In the debate over rising healthcare costs, attention has focused on people age 50 to 64 who are among those with the highest premiums, deductibles, and out-of-pocket costs. Some policy experts say that removing these older people from the market for younger workers would lower costs, and proponents of the idea argue that people age 50 to 64 would not cost as much to insure under Medicare. Should this idea gain traction in the new Congress, here are some things that would need to be addressed:

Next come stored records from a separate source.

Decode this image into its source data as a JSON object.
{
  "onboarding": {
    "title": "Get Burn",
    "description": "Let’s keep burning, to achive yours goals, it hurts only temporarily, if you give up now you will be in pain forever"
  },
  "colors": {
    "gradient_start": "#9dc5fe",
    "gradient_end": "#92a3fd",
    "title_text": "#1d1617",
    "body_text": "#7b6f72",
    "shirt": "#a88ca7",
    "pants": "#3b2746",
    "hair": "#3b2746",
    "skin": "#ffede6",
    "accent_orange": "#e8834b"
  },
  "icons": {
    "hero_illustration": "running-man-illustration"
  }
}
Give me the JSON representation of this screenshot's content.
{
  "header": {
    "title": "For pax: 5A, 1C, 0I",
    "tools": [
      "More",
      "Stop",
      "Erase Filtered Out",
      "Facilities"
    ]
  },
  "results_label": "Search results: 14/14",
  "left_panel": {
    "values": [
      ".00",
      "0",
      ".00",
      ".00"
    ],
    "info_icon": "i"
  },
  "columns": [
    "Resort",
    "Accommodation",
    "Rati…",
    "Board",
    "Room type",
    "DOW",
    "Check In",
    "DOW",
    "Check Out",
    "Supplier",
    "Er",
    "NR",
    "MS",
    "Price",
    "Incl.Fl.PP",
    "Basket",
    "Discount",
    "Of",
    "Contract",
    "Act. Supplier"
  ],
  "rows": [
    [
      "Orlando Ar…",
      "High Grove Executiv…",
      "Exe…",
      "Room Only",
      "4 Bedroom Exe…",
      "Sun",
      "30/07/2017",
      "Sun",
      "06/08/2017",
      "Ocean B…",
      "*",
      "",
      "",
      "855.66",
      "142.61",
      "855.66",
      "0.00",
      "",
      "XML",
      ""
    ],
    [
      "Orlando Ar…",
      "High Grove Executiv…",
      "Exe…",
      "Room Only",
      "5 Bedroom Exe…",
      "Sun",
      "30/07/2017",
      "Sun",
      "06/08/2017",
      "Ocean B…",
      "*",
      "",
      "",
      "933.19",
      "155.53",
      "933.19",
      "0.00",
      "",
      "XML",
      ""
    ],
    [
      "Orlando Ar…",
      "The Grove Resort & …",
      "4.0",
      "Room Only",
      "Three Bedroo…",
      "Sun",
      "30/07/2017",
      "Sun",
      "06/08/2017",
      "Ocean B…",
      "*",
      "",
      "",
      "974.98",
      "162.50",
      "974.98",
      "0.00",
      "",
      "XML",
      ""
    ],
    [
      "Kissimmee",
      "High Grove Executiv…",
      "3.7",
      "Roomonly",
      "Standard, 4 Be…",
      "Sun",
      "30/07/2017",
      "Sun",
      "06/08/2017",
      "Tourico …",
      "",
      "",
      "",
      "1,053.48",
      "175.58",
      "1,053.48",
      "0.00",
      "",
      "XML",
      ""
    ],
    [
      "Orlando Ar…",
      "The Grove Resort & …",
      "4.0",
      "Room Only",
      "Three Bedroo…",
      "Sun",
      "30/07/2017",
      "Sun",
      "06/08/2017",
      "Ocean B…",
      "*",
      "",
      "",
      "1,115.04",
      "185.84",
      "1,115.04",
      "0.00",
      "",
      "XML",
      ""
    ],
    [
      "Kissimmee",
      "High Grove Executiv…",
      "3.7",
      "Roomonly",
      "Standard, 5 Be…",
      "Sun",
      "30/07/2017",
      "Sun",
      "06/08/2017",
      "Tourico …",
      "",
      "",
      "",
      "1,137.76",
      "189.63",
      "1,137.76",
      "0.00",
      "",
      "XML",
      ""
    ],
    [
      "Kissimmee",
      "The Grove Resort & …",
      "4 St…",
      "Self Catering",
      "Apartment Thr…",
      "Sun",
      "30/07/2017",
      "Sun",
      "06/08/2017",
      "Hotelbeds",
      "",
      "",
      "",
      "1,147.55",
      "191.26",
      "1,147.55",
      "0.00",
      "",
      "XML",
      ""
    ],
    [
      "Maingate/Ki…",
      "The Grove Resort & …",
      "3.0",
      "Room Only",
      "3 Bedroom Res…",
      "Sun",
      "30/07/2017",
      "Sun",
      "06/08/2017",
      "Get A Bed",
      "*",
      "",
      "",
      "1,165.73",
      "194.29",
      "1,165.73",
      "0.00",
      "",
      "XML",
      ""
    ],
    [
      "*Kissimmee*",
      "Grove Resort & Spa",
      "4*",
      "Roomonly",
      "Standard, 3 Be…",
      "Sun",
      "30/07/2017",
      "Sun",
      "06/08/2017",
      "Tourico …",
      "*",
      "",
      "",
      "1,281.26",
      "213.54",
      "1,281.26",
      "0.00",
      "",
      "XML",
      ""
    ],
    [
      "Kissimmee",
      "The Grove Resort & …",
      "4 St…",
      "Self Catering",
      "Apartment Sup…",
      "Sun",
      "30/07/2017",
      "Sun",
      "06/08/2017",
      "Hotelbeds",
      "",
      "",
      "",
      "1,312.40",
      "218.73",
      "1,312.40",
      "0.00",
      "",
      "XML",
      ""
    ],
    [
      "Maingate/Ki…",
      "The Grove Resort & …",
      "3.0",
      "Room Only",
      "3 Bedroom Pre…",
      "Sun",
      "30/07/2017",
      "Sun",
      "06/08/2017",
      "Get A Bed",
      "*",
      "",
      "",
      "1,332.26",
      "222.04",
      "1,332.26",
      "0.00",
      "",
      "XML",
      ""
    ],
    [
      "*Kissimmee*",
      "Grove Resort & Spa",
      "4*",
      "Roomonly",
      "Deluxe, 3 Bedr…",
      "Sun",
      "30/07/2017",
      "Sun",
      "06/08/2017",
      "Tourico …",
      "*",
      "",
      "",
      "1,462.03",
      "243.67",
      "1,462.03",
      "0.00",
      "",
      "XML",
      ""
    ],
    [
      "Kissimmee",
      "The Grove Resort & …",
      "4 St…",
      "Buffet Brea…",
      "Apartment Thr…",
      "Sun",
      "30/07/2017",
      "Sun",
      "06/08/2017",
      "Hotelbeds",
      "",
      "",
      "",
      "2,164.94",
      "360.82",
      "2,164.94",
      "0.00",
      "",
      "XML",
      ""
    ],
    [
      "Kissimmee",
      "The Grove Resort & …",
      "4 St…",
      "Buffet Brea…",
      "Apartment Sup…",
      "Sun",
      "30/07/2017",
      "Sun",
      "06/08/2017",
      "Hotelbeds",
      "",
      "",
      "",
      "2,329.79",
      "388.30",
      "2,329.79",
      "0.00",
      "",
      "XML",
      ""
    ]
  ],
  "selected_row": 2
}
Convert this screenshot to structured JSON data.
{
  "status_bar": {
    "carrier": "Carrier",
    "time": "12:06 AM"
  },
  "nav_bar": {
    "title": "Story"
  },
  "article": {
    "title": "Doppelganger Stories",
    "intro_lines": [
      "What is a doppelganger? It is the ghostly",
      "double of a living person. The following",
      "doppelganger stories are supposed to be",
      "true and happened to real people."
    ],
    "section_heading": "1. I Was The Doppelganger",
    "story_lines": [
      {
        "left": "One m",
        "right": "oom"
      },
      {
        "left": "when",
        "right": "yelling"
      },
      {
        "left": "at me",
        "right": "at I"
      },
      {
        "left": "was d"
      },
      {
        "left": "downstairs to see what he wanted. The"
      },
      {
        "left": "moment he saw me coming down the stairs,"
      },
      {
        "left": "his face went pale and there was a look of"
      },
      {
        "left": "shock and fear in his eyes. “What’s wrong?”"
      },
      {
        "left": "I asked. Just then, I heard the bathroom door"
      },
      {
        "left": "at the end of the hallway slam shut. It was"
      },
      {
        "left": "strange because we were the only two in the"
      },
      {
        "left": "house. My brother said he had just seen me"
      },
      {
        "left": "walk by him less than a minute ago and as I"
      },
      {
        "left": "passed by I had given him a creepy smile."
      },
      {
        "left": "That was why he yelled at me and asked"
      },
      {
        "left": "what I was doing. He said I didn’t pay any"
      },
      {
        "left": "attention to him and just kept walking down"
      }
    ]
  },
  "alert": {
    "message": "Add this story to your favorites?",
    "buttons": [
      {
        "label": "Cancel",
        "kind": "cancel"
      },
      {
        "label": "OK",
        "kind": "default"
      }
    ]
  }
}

Currently, people age 50 to 64 who don’t receive insurance through their employer have access to insurance through federal or state health exchanges or Medicaid. In 2016 health exchange premiums for people ages 50 to 64 averaged $357 - $600 per month nationally, but premiums for 2017 rose by an average of 25%. While the majority of people who purchase health insurance through the exchanges receive an advance tax credit, also known as a subsidy, to lower their premiums, anyone with income that is more than four times higher than the federal poverty level — $47,520 (individuals) or $64,080 (couples) in 2016 — must pay the full amount of the insurance premium.
Medicare beneficiaries 65 and over also receive a subsidy. The federal government pays 75% of the standard Part B premium and people with incomes below $85,000 pay the other 25% as their premium. The amount of subsidy becomes less generous, depending on income over $85,000 (individuals), or $170,000 (couples). The full cost of the standard Medicare Part B premium in 2016 was $483.20 per month, and most new enrollees last year paid a $120.80 monthly premium.
Need for additional coverage under Medicare:
Medicare covers roughly half of all expenses, and no prescription drugs, other than those administered in a hospital or in doctors’ office (like chemo). To cover the costs that Medicare doesn’t, most new Medicare enrollees 65 and up purchase either a Medicare supplement and Part D plan, or enroll in a Medicare Advantage plan that includes drug coverage. In 2016, monthly premiums of Medicare supplements averaged about $230, prescription drug plans averaged $39, and Medicare Advantage premiums averaged $37.
State and federal health exchange plans are required to cap out-of-pocket costs. In 2016 health exchange plans, maximum annual out-of-pocket costs were capped at $7,150 (individuals) and no more than $14,300 (family). Traditional Medicare has no out -of-pocket cap, but all Medicare Advantage plans do. The maximum in-network limit in 2017 for Medicare Advantage enrollees is $6,700 per person.
A Medicare buy-in proposal might help some people, particularly middle-income individuals and families age 55-64 who currently pay higher than average premiums and receive a lower than average, or no subsidy. But the question of whether a Medicare buy-in would save money would all depend on the details and how the proposal would be funded.
Sources: “How Age Affects Health Insurance Costs,” Value Penquin.com, October 21, 2016. “Medicare Advantage 2016 Spotlight,” Kaiser Family Foundation, May 2016. “13 Million Adults Could Be Eligible to Purchase Medicare Coverage Under Proposed Clinton Plan,” Pearson, Avalere Health, May 19, 2016.